▶ Assignment
Whenever the string "SpringBootApplication" turns up in a line of the data below, copy that line.

▶ Entries provided
+ + + + + + +
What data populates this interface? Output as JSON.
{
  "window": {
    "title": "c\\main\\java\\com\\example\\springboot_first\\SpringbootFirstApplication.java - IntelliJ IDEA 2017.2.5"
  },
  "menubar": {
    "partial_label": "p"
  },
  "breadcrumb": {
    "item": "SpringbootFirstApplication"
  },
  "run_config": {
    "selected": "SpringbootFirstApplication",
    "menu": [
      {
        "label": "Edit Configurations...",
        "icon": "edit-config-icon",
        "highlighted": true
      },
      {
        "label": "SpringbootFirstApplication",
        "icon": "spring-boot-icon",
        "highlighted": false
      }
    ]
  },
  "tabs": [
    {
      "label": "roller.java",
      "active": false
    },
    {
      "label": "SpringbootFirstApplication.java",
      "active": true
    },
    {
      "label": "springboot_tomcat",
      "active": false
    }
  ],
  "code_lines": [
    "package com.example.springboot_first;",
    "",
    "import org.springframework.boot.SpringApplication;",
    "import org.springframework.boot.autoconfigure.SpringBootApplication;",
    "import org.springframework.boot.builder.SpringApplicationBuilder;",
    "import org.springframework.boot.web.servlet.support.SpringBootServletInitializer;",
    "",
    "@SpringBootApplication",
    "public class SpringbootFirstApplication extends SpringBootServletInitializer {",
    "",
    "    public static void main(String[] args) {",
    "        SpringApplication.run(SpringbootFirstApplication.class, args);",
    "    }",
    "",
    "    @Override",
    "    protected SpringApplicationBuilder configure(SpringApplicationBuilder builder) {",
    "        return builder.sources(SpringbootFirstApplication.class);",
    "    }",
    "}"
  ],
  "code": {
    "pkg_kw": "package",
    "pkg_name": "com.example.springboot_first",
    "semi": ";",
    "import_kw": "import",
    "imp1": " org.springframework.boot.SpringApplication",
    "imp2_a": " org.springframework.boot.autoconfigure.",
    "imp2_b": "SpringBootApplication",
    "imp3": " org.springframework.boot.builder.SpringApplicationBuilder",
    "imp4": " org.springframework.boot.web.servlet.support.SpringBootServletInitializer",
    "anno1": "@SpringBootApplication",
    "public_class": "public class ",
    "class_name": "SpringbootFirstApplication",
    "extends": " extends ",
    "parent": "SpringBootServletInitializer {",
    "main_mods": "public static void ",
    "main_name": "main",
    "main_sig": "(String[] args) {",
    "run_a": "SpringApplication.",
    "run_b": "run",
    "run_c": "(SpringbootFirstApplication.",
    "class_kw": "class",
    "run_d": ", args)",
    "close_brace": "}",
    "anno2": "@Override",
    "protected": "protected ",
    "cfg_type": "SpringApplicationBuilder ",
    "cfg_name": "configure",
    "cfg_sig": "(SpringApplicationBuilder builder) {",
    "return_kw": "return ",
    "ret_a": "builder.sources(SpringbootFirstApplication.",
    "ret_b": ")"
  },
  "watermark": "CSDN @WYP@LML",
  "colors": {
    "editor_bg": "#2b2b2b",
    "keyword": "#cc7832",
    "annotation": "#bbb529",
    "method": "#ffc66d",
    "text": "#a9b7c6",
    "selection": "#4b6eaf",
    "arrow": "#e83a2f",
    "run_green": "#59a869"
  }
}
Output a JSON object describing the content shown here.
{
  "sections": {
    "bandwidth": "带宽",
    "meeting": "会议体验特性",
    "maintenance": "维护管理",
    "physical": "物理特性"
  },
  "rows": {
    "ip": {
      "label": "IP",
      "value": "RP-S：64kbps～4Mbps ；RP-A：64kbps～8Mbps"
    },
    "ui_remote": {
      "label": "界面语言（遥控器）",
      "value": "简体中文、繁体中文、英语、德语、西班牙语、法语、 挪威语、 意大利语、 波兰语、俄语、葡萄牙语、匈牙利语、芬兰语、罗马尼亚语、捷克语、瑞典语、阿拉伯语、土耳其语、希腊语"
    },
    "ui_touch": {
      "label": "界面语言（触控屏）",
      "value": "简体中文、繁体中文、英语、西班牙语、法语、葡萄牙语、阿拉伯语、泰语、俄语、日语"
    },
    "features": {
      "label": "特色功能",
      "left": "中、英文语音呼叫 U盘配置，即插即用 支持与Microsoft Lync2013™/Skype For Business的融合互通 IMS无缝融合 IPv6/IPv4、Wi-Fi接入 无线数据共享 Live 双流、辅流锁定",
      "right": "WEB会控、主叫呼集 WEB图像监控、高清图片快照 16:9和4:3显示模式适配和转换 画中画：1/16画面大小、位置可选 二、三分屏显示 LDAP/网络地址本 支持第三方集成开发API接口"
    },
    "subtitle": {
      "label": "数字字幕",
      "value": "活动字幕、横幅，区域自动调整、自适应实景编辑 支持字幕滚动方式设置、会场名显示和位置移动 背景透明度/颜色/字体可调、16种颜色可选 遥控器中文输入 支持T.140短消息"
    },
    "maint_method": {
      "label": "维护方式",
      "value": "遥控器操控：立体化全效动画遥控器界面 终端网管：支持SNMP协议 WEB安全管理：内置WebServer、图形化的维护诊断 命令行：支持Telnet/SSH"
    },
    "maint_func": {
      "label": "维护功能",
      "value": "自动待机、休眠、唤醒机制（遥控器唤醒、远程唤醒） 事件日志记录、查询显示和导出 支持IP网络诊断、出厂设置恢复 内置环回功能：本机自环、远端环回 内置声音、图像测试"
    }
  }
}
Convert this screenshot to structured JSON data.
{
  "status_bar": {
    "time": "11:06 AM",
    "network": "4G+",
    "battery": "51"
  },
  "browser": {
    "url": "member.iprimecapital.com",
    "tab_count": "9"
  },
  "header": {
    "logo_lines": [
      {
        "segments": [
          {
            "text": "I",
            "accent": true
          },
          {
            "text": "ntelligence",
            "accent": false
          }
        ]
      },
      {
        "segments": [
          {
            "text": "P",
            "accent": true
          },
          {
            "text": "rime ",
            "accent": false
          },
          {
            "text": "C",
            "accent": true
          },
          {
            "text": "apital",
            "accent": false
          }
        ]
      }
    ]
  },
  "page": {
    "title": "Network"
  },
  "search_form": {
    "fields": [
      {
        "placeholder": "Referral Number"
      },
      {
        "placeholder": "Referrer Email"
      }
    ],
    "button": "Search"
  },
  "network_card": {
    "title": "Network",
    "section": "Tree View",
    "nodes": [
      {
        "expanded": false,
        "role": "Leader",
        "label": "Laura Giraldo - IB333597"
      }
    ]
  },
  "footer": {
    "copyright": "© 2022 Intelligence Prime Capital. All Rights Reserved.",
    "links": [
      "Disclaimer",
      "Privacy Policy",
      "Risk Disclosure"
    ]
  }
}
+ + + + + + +
▶ Written solution
    "import org.springframework.boot.autoconfigure.SpringBootApplication;",
    "@SpringBootApplication",
    "imp2_b": "SpringBootApplication",
    "anno1": "@SpringBootApplication",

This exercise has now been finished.